In this case, the Supreme Court was well aware of a similar one, Masterpiece Cakeshop v. Colorado Civil Rights Commission, that never resolved the underlying core issue of what is speech, floundering instead on the religious angle and even the question of whether certain cake makers held a monopoly for their services. So never mind.

In the oral arguments just heard in 303 Creative, the Supreme Court’s conservative majority seemed prepared to rule that a designer has a First Amendment right to refuse to create websites celebrating same-sex weddings based on her Christian faith despite a state law that forbids discrimination on the basis of sexual orientation. But several justices leaning in that direction also appeared to be searching for limiting principles so as not to unintentionally upend all sorts of anti-discrimination laws.

The justices seemed to be creating new ground legally separating racists from those who oppose gay marriage. Justice Ketanji Brown Jackson brought up a hypothetical mall Santa, wondering whether a photographer who wanted to create the aesthetic of the movie It’s a Wonderful Life might be able to exclude black children. Alito countered by conjuring up a black Santa at the other end of the mall who wanted to be free to refuse a photograph to a child wearing a Ku Klux Klan outfit.

The difference between a service (a sandwich at a lunch counter) and art (words expressing joy over a same-sex union) came up repeatedly. A thread throughout the arguments was whether the refusal to provide wedding-related services for a same-sex couple could be compared to the same treatment of interracial couples. The lawyer for 303 Creative said it could not and pointed out that in its decision finding a constitutional right to marriage for gay couples, the Court noted that respect was due to those who disagreed with same-sex marriage as a matter of religious belief. No such call for respect exists for those who oppose interracial marriage.

The arguments explored the difference between businesses engaged in expression and ones simply selling goods; the difference between a client’s message and that of the designer; the difference between discrimination against gay couples and compelling the creation of messages supporting same-sex marriage; and the difference between discrimination based on race and that based on sexual orientation. Whereas the earlier Masterpiece Cakeshop case failed to yield a definitive ruling, this one is expected to settle the question of whether businesses open to the public and engaged in expression can refuse to provide services to potential customers based on their religious or other convictions.

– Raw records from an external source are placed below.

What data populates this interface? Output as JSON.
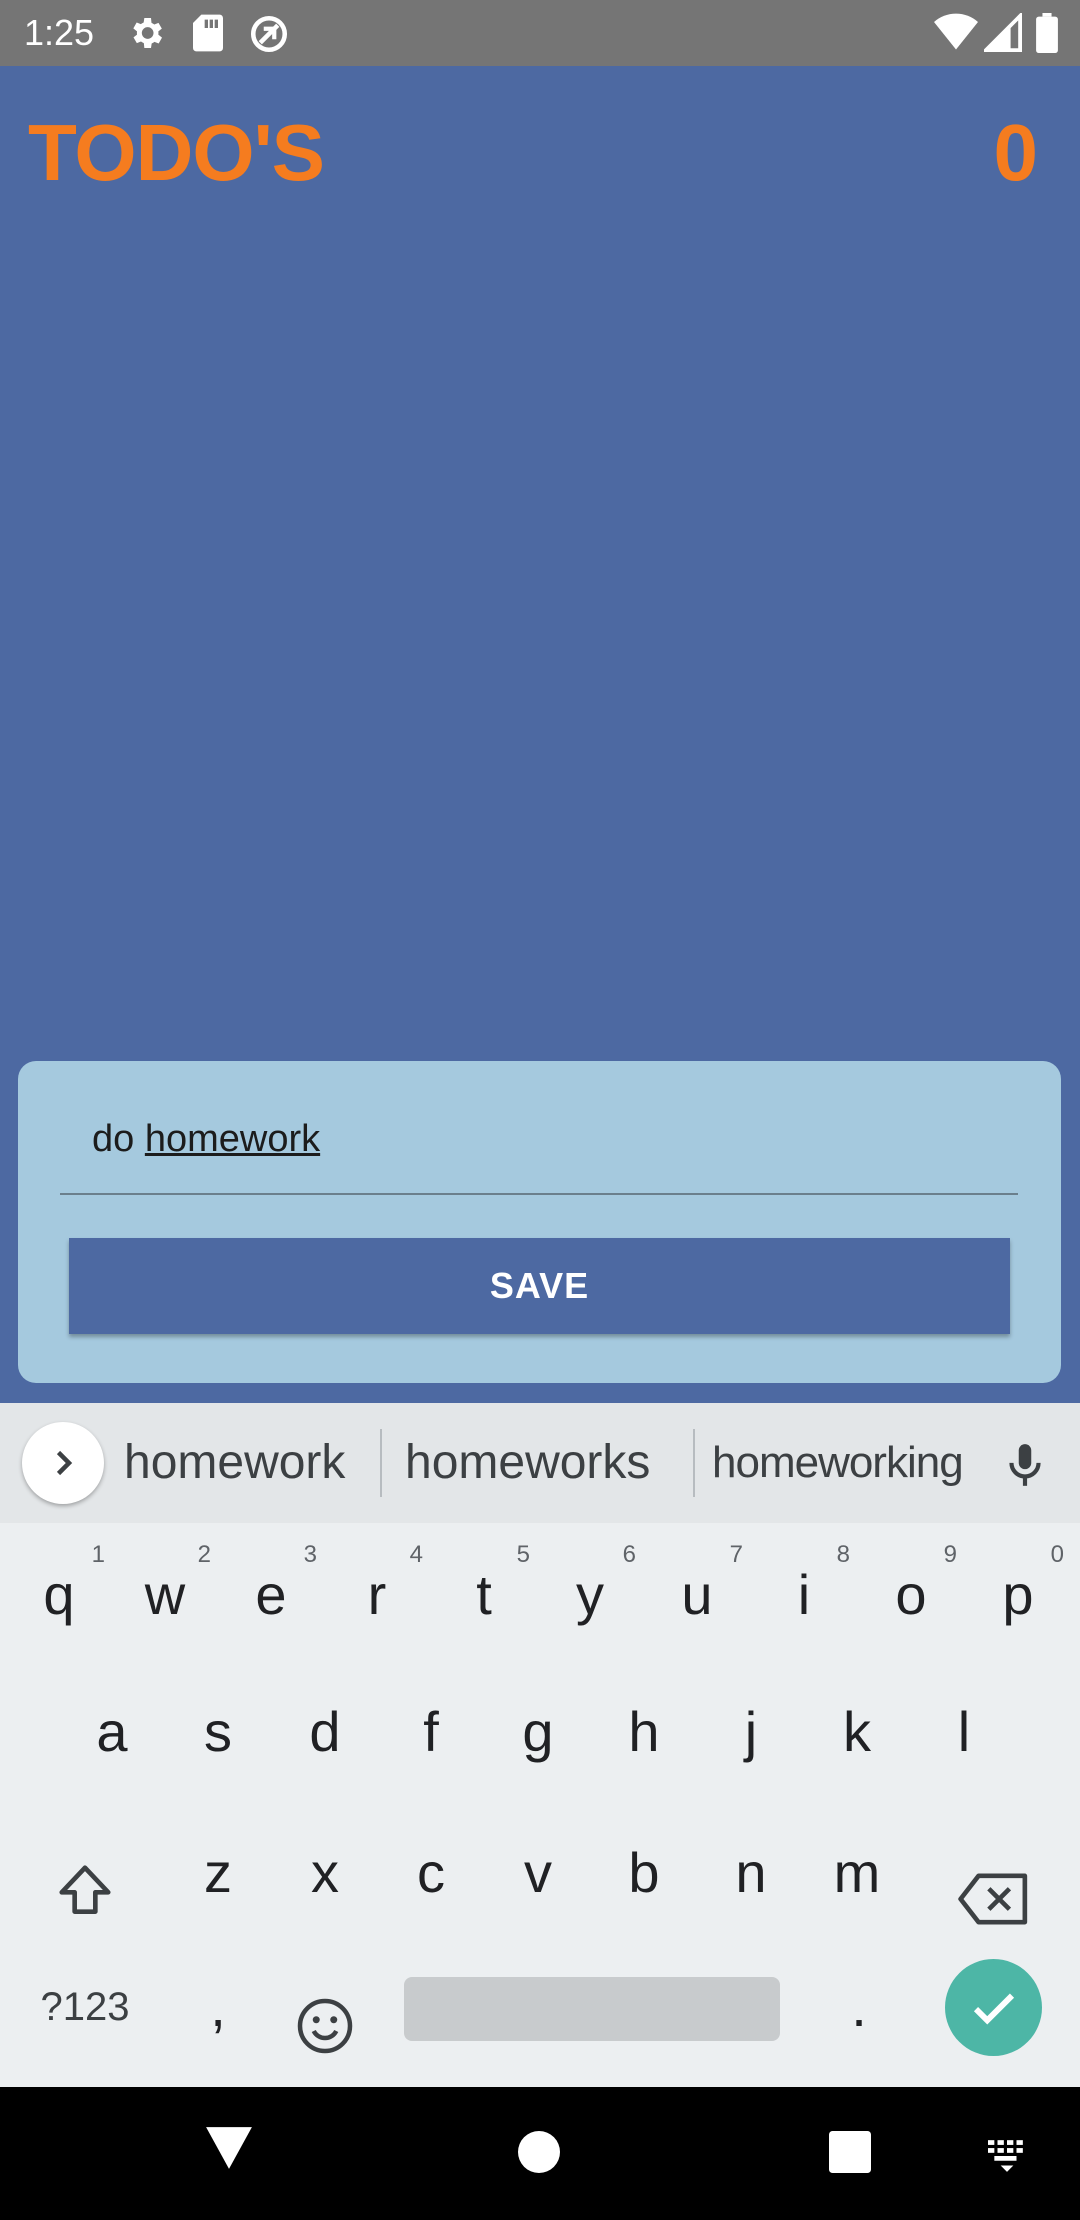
{
  "status_bar": {
    "time": "1:25",
    "left_icons": [
      "gear-icon",
      "sd-card-icon",
      "data-saver-icon"
    ],
    "right_icons": [
      "wifi-icon",
      "signal-icon",
      "battery-icon"
    ]
  },
  "header": {
    "title": "TODO'S",
    "count": "0",
    "accent_color": "#f57c1f",
    "background_color": "#4d69a2"
  },
  "form": {
    "input_value_plain": "do",
    "input_value_underlined": "homework",
    "save_label": "SAVE"
  },
  "keyboard": {
    "suggestions": [
      "homework",
      "homeworks",
      "homeworking"
    ],
    "row1": [
      {
        "key": "q",
        "hint": "1"
      },
      {
        "key": "w",
        "hint": "2"
      },
      {
        "key": "e",
        "hint": "3"
      },
      {
        "key": "r",
        "hint": "4"
      },
      {
        "key": "t",
        "hint": "5"
      },
      {
        "key": "y",
        "hint": "6"
      },
      {
        "key": "u",
        "hint": "7"
      },
      {
        "key": "i",
        "hint": "8"
      },
      {
        "key": "o",
        "hint": "9"
      },
      {
        "key": "p",
        "hint": "0"
      }
    ],
    "row2": [
      "a",
      "s",
      "d",
      "f",
      "g",
      "h",
      "j",
      "k",
      "l"
    ],
    "row3": [
      "z",
      "x",
      "c",
      "v",
      "b",
      "n",
      "m"
    ],
    "symbols_label": "?123",
    "comma": ",",
    "period": "."
  },
  "nav_bar": {
    "icons": [
      "back-icon",
      "home-icon",
      "recents-icon",
      "keyboard-switch-icon"
    ]
  }
}
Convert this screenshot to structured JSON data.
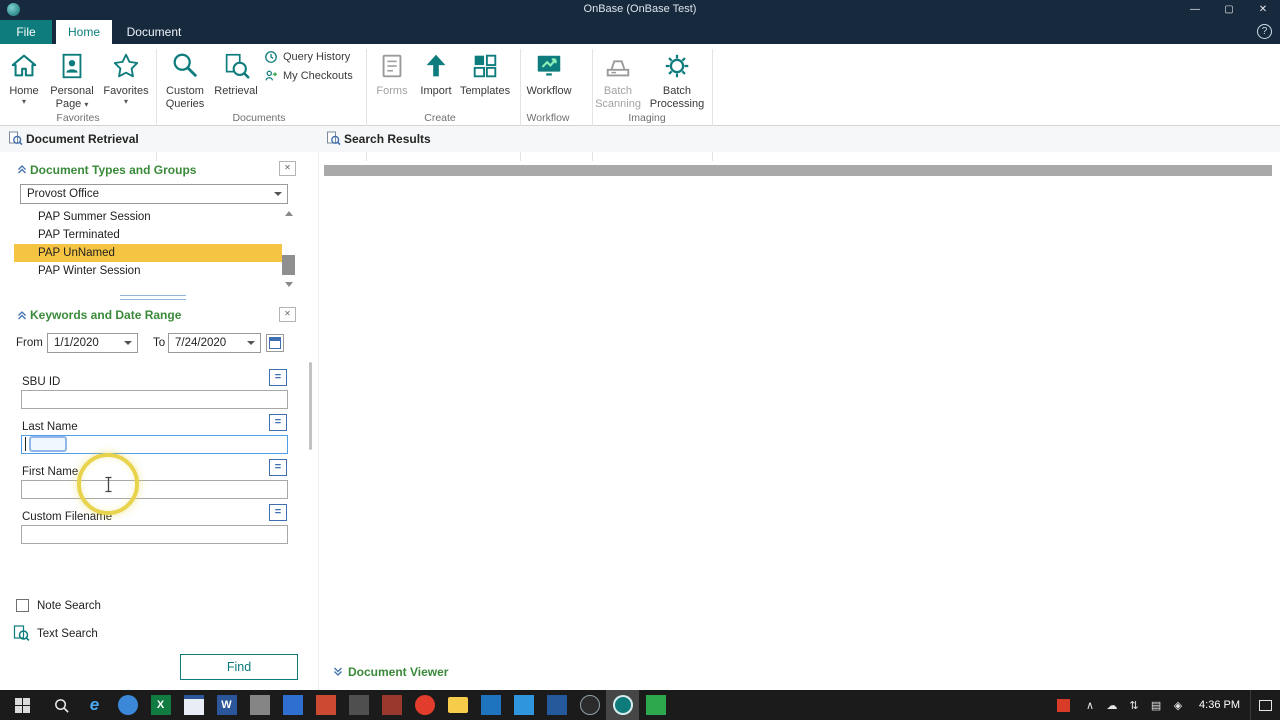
{
  "colors": {
    "accent": "#0e7c7c",
    "titlebar": "#17293d",
    "green-header": "#3a8a3a",
    "selection-yellow": "#f6c443",
    "taskbar": "#1b1b1b",
    "click-ring": "#e8d44c"
  },
  "icons": {
    "dropdown_caret": "▾"
  },
  "titlebar": {
    "title": "OnBase (OnBase Test)",
    "minimize": "—",
    "maximize": "▢",
    "close": "✕"
  },
  "tabs": {
    "file": "File",
    "home": "Home",
    "document": "Document",
    "help": "?"
  },
  "ribbon": {
    "home": "Home",
    "personal_page": "Personal Page",
    "favorites_btn": "Favorites",
    "custom_queries": "Custom Queries",
    "retrieval": "Retrieval",
    "query_history": "Query History",
    "my_checkouts": "My Checkouts",
    "forms": "Forms",
    "import": "Import",
    "templates": "Templates",
    "workflow_btn": "Workflow",
    "batch_scanning": "Batch Scanning",
    "batch_processing": "Batch Processing",
    "groups": {
      "favorites": "Favorites",
      "documents": "Documents",
      "create": "Create",
      "workflow": "Workflow",
      "imaging": "Imaging"
    }
  },
  "retrieval_panel": {
    "title": "Document Retrieval",
    "doc_types": {
      "header": "Document Types and Groups",
      "group_value": "Provost Office",
      "items": [
        {
          "label": "PAP Summer Session",
          "selected": false
        },
        {
          "label": "PAP Terminated",
          "selected": false
        },
        {
          "label": "PAP UnNamed",
          "selected": true
        },
        {
          "label": "PAP Winter Session",
          "selected": false
        }
      ]
    },
    "keywords": {
      "header": "Keywords and Date Range",
      "from_label": "From",
      "from_value": "1/1/2020",
      "to_label": "To",
      "to_value": "7/24/2020",
      "operator": "=",
      "fields": [
        {
          "label": "SBU ID",
          "value": ""
        },
        {
          "label": "Last Name",
          "value": ""
        },
        {
          "label": "First Name",
          "value": ""
        },
        {
          "label": "Custom Filename",
          "value": ""
        }
      ]
    },
    "note_search": "Note Search",
    "text_search": "Text Search",
    "find": "Find"
  },
  "results_panel": {
    "title": "Search Results",
    "viewer": "Document Viewer"
  },
  "taskbar": {
    "time": "4:36 PM",
    "apps": [
      {
        "glyph": "e",
        "style": "color:#4aa9f2;font-style:italic;font-size:17px"
      },
      {
        "glyph": "",
        "style": "background:#3b88d8;border-radius:50%"
      },
      {
        "glyph": "X",
        "style": "background:#107c41;color:#fff;font-size:11px"
      },
      {
        "glyph": "",
        "style": "background:#e9eef6;border-top:4px solid #2b579a"
      },
      {
        "glyph": "W",
        "style": "background:#2b579a;color:#fff;font-size:11px"
      },
      {
        "glyph": "",
        "style": "background:#858585"
      },
      {
        "glyph": "",
        "style": "background:#2f6fd0"
      },
      {
        "glyph": "",
        "style": "background:#cc4a31"
      },
      {
        "glyph": "",
        "style": "background:#4f4f4f"
      },
      {
        "glyph": "",
        "style": "background:#99382c"
      },
      {
        "glyph": "",
        "style": "background:#e23d2c;border-radius:50%"
      },
      {
        "glyph": "",
        "style": "background:#f6cd4a;border-radius:2px;height:16px"
      },
      {
        "glyph": "",
        "style": "background:#1f74c0"
      },
      {
        "glyph": "",
        "style": "background:#2f95dd"
      },
      {
        "glyph": "",
        "style": "background:#24599c"
      },
      {
        "glyph": "",
        "style": "background:#2b2b2b;border:1px solid #8fa0a8;border-radius:50%"
      },
      {
        "glyph": "",
        "style": "background:#0f7b7b;border-radius:50%;box-shadow:inset 0 0 0 2px rgba(255,255,255,.85), inset 0 0 0 5px #0f7b7b"
      },
      {
        "glyph": "",
        "style": "background:#2da84d"
      }
    ],
    "tray": [
      {
        "glyph": "∧"
      },
      {
        "glyph": "☁"
      },
      {
        "glyph": "⇅"
      },
      {
        "glyph": "▤"
      },
      {
        "glyph": "◈"
      }
    ]
  }
}
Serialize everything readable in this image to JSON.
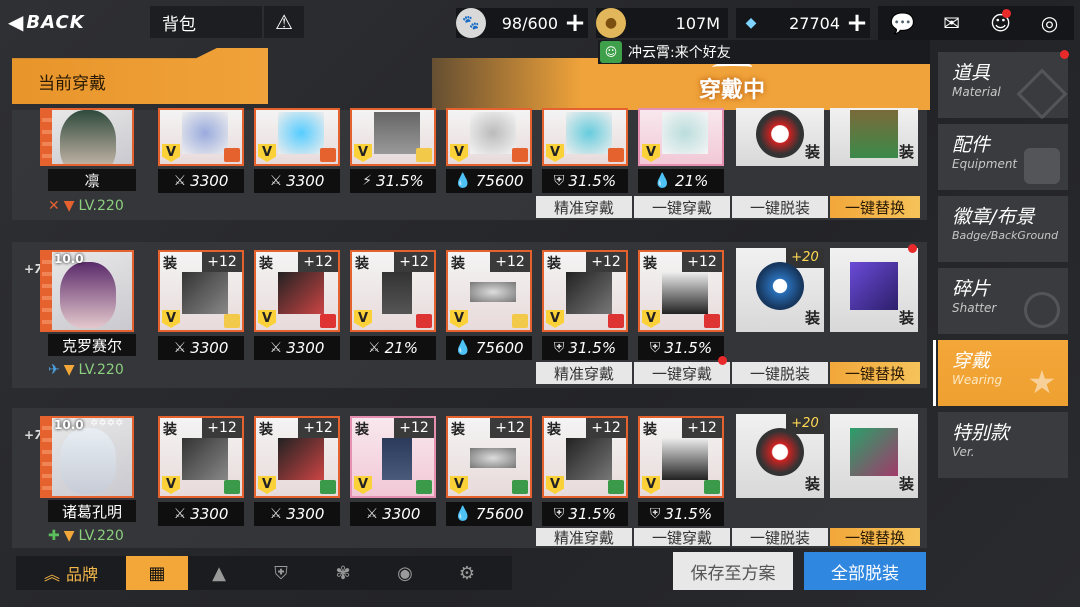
{
  "topbar": {
    "back_label": "BACK",
    "page_title": "背包",
    "stamina": "98/600",
    "gold": "107M",
    "diamonds": "27704"
  },
  "chat": {
    "message": "冲云霄:来个好友"
  },
  "banner": {
    "tab_label": "当前穿戴",
    "status": "穿戴中"
  },
  "rows": [
    {
      "name": "凛",
      "level": "LV.220",
      "stats": [
        "3300",
        "3300",
        "31.5%",
        "75600",
        "31.5%",
        "21%"
      ],
      "actions": [
        "精准穿戴",
        "一键穿戴",
        "一键脱装",
        "一键替换"
      ]
    },
    {
      "name": "克罗赛尔",
      "plus": "+72",
      "score": "10.0",
      "level": "LV.220",
      "enhance": "+12",
      "badge_enhance": "+20",
      "equip_tag": "装",
      "stats": [
        "3300",
        "3300",
        "21%",
        "75600",
        "31.5%",
        "31.5%"
      ],
      "actions": [
        "精准穿戴",
        "一键穿戴",
        "一键脱装",
        "一键替换"
      ]
    },
    {
      "name": "诸葛孔明",
      "plus": "+72",
      "score": "10.0",
      "level": "LV.220",
      "enhance": "+12",
      "badge_enhance": "+20",
      "equip_tag": "装",
      "stats": [
        "3300",
        "3300",
        "3300",
        "75600",
        "31.5%",
        "31.5%"
      ],
      "actions": [
        "精准穿戴",
        "一键穿戴",
        "一键脱装",
        "一键替换"
      ]
    }
  ],
  "nav": [
    {
      "zh": "道具",
      "en": "Material"
    },
    {
      "zh": "配件",
      "en": "Equipment"
    },
    {
      "zh": "徽章/布景",
      "en": "Badge/BackGround"
    },
    {
      "zh": "碎片",
      "en": "Shatter"
    },
    {
      "zh": "穿戴",
      "en": "Wearing"
    },
    {
      "zh": "特别款",
      "en": "Ver."
    }
  ],
  "bottom": {
    "brand_label": "品牌",
    "save_label": "保存至方案",
    "remove_all_label": "全部脱装"
  },
  "colors": {
    "accent": "#f4a739",
    "frame": "#e5612e",
    "blue": "#2f87e0"
  }
}
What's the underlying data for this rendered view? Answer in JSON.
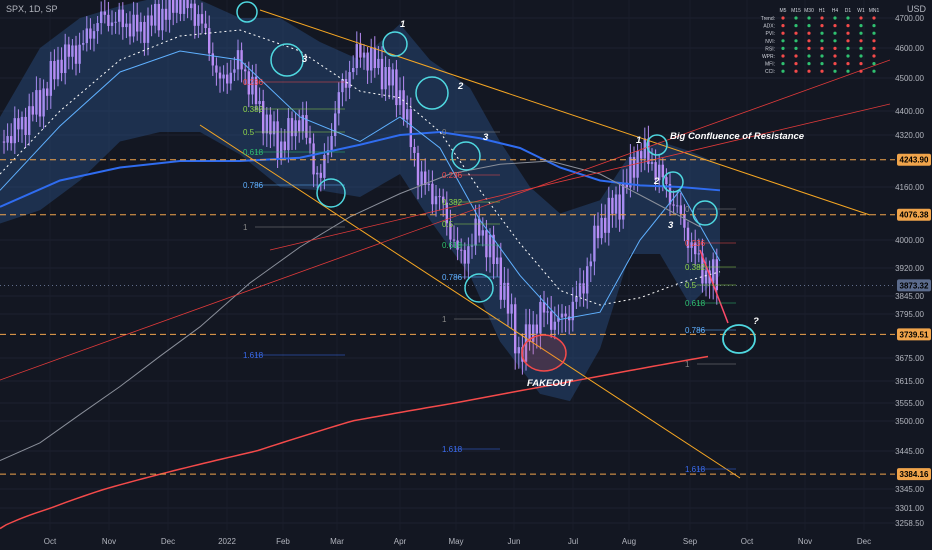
{
  "header": {
    "symbol": "SPX, 1D, SP",
    "currency": "USD"
  },
  "annotations": {
    "resistance": "Big Confluence of Resistance",
    "fakeout": "FAKEOUT",
    "question": "?",
    "wave_top": [
      "1",
      "2",
      "3"
    ],
    "wave_right": [
      "1",
      "2",
      "3"
    ],
    "wave_left3": "3"
  },
  "fib_left": [
    "0.236",
    "0.382",
    "0.5",
    "0.618",
    "0.786",
    "1",
    "1.618"
  ],
  "fib_mid": [
    "0",
    "0.236",
    "0.382",
    "0.5",
    "0.618",
    "0.786",
    "1",
    "1.618"
  ],
  "fib_right": [
    "0",
    "0.236",
    "0.382",
    "0.5",
    "0.618",
    "0.786",
    "1",
    "1.618"
  ],
  "price_tags": [
    {
      "value": 4243.9,
      "label": "4243.90",
      "color": "#f0a44b"
    },
    {
      "value": 4076.38,
      "label": "4076.38",
      "color": "#f0a44b"
    },
    {
      "value": 3873.32,
      "label": "3873.32",
      "color": "#5b6b8c"
    },
    {
      "value": 3739.51,
      "label": "3739.51",
      "color": "#f0a44b"
    },
    {
      "value": 3384.16,
      "label": "3384.16",
      "color": "#f0a44b"
    }
  ],
  "indicator_table": {
    "columns": [
      "M5",
      "M15",
      "M30",
      "H1",
      "H4",
      "D1",
      "W1",
      "MN1"
    ],
    "rows": [
      "Trend:",
      "ADX:",
      "PVI:",
      "NVI:",
      "RSI:",
      "WPR:",
      "MFI:",
      "CCI:"
    ]
  },
  "chart_data": {
    "type": "candlestick",
    "title": "SPX, 1D, SP",
    "y_ticks": [
      4700.0,
      4600.0,
      4500.0,
      4400.0,
      4320.0,
      4160.0,
      4000.0,
      3920.0,
      3845.0,
      3795.0,
      3675.0,
      3615.0,
      3555.0,
      3500.0,
      3445.0,
      3345.0,
      3301.0,
      3258.5
    ],
    "y_tick_labels": [
      "4700.00",
      "4600.00",
      "4500.00",
      "4400.00",
      "4320.00",
      "4160.00",
      "4000.00",
      "3920.00",
      "3845.00",
      "3795.00",
      "3675.00",
      "3615.00",
      "3555.00",
      "3500.00",
      "3445.00",
      "3345.00",
      "3301.00",
      "3258.50"
    ],
    "x_labels": [
      "Oct",
      "Nov",
      "Dec",
      "2022",
      "Feb",
      "Mar",
      "Apr",
      "May",
      "Jun",
      "Jul",
      "Aug",
      "Sep",
      "Oct",
      "Nov",
      "Dec"
    ],
    "ylim": [
      3230,
      4760
    ],
    "close_path": [
      [
        0,
        4300
      ],
      [
        6,
        4350
      ],
      [
        10,
        4430
      ],
      [
        14,
        4560
      ],
      [
        18,
        4600
      ],
      [
        22,
        4700
      ],
      [
        26,
        4690
      ],
      [
        30,
        4660
      ],
      [
        34,
        4710
      ],
      [
        38,
        4760
      ],
      [
        42,
        4700
      ],
      [
        46,
        4480
      ],
      [
        50,
        4560
      ],
      [
        54,
        4400
      ],
      [
        58,
        4280
      ],
      [
        62,
        4380
      ],
      [
        66,
        4170
      ],
      [
        70,
        4460
      ],
      [
        74,
        4590
      ],
      [
        78,
        4530
      ],
      [
        82,
        4450
      ],
      [
        86,
        4180
      ],
      [
        90,
        4120
      ],
      [
        94,
        3940
      ],
      [
        98,
        4040
      ],
      [
        102,
        3900
      ],
      [
        106,
        3680
      ],
      [
        110,
        3800
      ],
      [
        114,
        3770
      ],
      [
        118,
        3850
      ],
      [
        122,
        4050
      ],
      [
        126,
        4120
      ],
      [
        130,
        4280
      ],
      [
        134,
        4200
      ],
      [
        138,
        4070
      ],
      [
        142,
        3920
      ],
      [
        146,
        3880
      ]
    ]
  }
}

What it all means: if the Court acts as it has signaled it will, in favor of 303 Creative, then this will free conservative creative people to work within their fields without having to express beliefs, such as acceptance of same-sex marriage, contrary to their conscience. Though the Court will also preserve anti-discrimination laws, hard won, to ensure we do not slip backwards to a time of segregated lunch counters and the like.